The latest suite by Leigh Day and Co for workers from Lesotho, Botswana and Eastern Cape, follows recent SA cases for civil compensation against incurable disease, and cases won by specialist lawyer Richard Spoor, despite the century old law that statutory sectoral compensation mechanisms precluded civil claims.
Leigh Day had successfully sued Shell for environmental degradation in Nigeria, and Trafigura for dumping waste in Ivory Coast. The lawyers are also suing the UK state for colonial human rights abuses in Kenya.
A landmark SA Constitutional Court ruling against Anglo Gold Ashante in Marh 2011, entitles former gold miner Thembekile Mankanyi and his family to seek civil compensation.

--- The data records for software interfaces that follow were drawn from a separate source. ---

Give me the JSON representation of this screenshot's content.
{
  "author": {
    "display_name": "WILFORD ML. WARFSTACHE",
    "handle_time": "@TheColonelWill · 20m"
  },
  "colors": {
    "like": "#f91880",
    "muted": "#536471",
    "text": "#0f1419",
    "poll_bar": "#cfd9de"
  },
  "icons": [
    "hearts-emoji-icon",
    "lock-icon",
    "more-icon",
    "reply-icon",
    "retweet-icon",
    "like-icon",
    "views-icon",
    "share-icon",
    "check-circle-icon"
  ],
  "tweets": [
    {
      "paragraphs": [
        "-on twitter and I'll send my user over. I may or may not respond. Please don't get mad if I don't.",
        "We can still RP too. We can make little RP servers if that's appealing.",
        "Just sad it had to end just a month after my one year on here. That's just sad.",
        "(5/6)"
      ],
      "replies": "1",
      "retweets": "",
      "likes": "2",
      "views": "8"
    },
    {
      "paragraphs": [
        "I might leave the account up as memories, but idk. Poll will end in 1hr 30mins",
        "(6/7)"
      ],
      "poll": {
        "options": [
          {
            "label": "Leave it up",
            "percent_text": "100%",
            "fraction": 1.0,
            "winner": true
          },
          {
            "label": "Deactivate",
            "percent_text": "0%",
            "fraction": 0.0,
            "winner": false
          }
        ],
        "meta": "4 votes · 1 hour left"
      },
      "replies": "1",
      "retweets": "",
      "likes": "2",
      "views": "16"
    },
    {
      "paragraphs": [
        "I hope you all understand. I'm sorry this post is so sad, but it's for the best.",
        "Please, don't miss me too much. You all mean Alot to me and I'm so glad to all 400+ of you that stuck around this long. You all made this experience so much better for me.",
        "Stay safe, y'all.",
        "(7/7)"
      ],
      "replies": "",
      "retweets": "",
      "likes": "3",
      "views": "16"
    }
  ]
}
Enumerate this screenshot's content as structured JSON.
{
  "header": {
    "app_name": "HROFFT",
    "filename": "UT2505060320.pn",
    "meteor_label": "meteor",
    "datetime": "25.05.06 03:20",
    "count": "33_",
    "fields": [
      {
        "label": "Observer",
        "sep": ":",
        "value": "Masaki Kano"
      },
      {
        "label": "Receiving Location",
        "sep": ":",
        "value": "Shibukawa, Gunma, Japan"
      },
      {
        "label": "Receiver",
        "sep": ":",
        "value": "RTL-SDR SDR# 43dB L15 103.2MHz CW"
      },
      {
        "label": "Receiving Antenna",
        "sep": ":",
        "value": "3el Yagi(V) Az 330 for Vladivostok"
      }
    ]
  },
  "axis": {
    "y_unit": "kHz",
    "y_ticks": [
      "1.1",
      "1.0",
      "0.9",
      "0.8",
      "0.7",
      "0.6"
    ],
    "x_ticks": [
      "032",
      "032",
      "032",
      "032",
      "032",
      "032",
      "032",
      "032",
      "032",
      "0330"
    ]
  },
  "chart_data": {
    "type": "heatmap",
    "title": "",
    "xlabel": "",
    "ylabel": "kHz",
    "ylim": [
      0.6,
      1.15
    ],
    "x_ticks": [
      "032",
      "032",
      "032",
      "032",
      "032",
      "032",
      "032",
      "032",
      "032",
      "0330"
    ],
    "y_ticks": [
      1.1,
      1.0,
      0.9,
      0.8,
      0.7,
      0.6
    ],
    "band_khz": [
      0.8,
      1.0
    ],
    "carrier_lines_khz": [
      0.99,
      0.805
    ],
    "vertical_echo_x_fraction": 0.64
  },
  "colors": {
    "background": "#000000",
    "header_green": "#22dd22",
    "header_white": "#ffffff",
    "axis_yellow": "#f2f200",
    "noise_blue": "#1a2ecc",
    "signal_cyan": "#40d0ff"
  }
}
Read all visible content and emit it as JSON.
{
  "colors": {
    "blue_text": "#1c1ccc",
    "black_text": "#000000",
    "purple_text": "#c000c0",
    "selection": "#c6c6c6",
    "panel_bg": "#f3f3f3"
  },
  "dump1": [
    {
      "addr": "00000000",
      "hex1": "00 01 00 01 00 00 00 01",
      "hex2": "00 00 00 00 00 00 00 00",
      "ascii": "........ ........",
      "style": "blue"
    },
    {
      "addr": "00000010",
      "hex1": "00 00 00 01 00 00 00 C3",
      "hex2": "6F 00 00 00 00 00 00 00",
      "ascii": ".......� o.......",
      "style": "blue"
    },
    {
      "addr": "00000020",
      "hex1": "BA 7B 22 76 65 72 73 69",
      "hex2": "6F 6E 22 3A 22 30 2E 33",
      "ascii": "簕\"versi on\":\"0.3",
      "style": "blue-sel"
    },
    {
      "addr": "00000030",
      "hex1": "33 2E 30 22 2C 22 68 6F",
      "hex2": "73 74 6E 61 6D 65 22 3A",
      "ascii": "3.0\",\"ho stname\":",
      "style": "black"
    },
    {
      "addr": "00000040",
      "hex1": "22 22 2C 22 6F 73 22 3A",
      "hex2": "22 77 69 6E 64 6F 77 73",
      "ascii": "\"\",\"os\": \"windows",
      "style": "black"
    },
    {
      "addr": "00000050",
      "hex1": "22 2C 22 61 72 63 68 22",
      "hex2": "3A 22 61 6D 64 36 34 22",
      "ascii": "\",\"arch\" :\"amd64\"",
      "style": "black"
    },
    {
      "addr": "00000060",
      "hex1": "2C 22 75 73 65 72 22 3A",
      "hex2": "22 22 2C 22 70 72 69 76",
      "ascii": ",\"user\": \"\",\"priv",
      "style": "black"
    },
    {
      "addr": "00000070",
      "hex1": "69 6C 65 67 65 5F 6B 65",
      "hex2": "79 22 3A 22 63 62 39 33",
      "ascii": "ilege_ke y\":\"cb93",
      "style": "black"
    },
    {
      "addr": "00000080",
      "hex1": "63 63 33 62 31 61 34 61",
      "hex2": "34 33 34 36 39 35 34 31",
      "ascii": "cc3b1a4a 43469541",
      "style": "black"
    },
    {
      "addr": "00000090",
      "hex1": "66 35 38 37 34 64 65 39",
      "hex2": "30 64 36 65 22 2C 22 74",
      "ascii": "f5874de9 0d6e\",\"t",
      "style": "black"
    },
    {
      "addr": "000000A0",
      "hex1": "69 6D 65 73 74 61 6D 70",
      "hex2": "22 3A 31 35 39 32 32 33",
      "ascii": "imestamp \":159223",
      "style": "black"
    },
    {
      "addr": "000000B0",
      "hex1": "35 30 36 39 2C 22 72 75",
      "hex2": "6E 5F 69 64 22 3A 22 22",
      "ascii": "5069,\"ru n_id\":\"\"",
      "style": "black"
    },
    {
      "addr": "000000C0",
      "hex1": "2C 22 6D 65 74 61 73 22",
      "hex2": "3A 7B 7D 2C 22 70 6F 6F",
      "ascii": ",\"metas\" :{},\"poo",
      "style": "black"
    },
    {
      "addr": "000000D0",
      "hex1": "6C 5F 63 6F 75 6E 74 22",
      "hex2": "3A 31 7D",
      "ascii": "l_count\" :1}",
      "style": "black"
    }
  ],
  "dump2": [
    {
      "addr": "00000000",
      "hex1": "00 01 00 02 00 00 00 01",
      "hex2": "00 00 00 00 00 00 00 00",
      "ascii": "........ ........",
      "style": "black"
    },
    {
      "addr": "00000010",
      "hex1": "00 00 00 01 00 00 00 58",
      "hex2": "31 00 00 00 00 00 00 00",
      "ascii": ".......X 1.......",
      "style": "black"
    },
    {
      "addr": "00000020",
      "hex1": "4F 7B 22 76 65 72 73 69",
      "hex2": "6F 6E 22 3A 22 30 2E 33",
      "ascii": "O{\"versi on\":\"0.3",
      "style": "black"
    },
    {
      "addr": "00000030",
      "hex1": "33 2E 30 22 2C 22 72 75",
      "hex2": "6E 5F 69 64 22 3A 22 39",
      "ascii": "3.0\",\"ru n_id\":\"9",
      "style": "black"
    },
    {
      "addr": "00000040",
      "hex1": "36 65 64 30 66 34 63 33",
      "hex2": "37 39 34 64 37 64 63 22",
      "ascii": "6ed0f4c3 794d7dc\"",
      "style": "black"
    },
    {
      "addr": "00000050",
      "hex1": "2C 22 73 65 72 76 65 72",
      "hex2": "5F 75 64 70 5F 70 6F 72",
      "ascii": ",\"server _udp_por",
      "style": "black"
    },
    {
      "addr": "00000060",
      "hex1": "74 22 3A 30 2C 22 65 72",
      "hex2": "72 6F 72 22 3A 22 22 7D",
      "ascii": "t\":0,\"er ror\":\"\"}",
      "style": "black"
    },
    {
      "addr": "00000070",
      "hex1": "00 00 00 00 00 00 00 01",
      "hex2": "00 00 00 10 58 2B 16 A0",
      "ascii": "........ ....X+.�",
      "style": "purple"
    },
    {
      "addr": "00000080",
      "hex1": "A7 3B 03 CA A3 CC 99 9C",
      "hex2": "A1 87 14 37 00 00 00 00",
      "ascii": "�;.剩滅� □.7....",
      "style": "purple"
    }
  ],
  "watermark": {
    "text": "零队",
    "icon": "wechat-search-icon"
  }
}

Mankanyi died of respiratory failure just before the ruling
Academic studies reveal health exploitation
Several recent academic studies in southern African labour sending areas (LSAs) back claims of corporate and societal complicity in massive exploitation of workers, particularly black workers.
• A 2008 study found a silicosis rate of 25% among former gold miners in Lesotho, and a similar rate of silico tuberculosis (silico TB).
• Silicosis increases risk of contracting TB, which is endemic in labour sending areas, including drug resistant variants.
• A study found a silicosis rate of 30% among former SA gold miners in Botswana (Steen, 1997).
• A study found silicosis rates of 22% to 36% among former gold miners in the Eastern Cape, most of whom had not been diagnosed or compensated (Trapido, 1998).
• A study found that only 2% of about 300 000 miners eligible for state compensation, were paid out.
Tight legislation, slow change
The Compensation for Occupational Injuries and Diseases (COID) Act entitles miners to meagre state compensation for silicosis, but many workers leave the industry, partly due to periodic retrenchments, and a high turnover keeps the mining labour force young and apparently healthy
With SA democratisation about 17 years ago, labour health, safety and environmental legislation was tightened to global best practice levels. A widening gap between legislation and practice added to a spurt of improvement in fatality and injury rates, but mining occupational health risk measures and risk culture were slow to change, mainly due to slow onset of silicosis, and retired miners being hidden from public view in labour sending areas.
A decade ago, 7500 asbestos miners successfully sued Cape Plc for contracting asbestosis and mesothelioma in the ‘old South Africa’.
New legislation and the asbestos compensation case triggered several studies, gradual improvement of employer driven occupational safety, health and enviro impact programmes, gradual increases in state inspections of mining conditions, and several further legal challenges of the ban on civil compensation.
Silicosis prevention measures
Best practice silicosis exposure prevention measures included engineering and industrial hygiene controls like wetting down, ventilation, shrouding, waiting before entering blasted areas, and as a final barrier, personal protective equipment (PPE) and water showering.
Newer methods include water mist created by simple high pressure devices and fans, and chemical applications on rock to trap airborne dust.
Some employers use exposure measurement ‘button’ sensors to determine high exposure areas and times, then zone areas and reschedule work programmes.
As South African Chamber of Mines health advisor Dr Thuthula Balfour-Kaipa said current methods being tested in pilot projects on leading mines, would take some years to be adopted by other mines, and the effects would be seen years later.
Anglo American ‘not liable’
The respondent is Anglo American SA, registered in Johannesburg, and wholly owned by London-based Anglo American plc, who had employed gold miners up to 1998. UK courts have jurisdiction over companies based in the UK, and civil compensation would be paid there. The SA Legal Resources Centre supports the claim with information.
London-based Anglo American maintains it is not liable since the various employers involved had taken reasonable steps to protect workers.
Claimants say they were allowed to continue working underground after contracting silicosis.
PHOTO; Attorney Richard Spoor represents most of the SA miners who seek, and found, civil compensation for occupational disease and botched statutory compensation. He is also involved in a bid by 300 former steel sector workers in Vereeniging to find state compensation, as reported on SHEQfarica.com.